_TASK PROMPT_: If a line in the records below contains the word "verified", copy it out.

Source records:
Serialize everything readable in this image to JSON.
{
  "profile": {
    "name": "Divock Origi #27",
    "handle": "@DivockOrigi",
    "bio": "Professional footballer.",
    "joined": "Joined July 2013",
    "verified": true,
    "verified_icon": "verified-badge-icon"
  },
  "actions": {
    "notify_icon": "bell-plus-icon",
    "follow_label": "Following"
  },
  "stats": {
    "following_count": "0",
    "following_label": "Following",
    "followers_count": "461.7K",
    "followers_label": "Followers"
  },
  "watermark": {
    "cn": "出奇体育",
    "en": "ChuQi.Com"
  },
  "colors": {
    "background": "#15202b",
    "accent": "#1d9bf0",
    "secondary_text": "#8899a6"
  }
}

_TASK ANSWER_:
    "verified": true,
    "verified_icon": "verified-badge-icon"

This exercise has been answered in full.